ASSIGNMENT
Here is a block of records. Copy every line in it that includes "link".

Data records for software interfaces
::::::::::
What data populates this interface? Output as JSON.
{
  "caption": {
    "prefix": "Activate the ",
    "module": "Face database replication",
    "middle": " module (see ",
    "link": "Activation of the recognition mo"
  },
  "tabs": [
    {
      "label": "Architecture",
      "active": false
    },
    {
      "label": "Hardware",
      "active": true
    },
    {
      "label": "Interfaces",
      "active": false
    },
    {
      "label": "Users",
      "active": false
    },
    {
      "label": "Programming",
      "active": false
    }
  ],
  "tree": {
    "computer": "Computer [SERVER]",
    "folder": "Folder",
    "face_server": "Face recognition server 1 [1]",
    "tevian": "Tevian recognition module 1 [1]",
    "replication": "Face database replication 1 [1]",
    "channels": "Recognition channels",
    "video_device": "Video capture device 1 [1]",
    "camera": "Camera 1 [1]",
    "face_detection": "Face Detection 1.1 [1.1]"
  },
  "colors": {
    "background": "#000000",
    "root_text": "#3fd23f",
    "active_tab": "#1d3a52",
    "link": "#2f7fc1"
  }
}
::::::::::
SOLUTION FOR THIS PROBLEM
    "link": "Activation of the recognition mo"
    "link": "#2f7fc1"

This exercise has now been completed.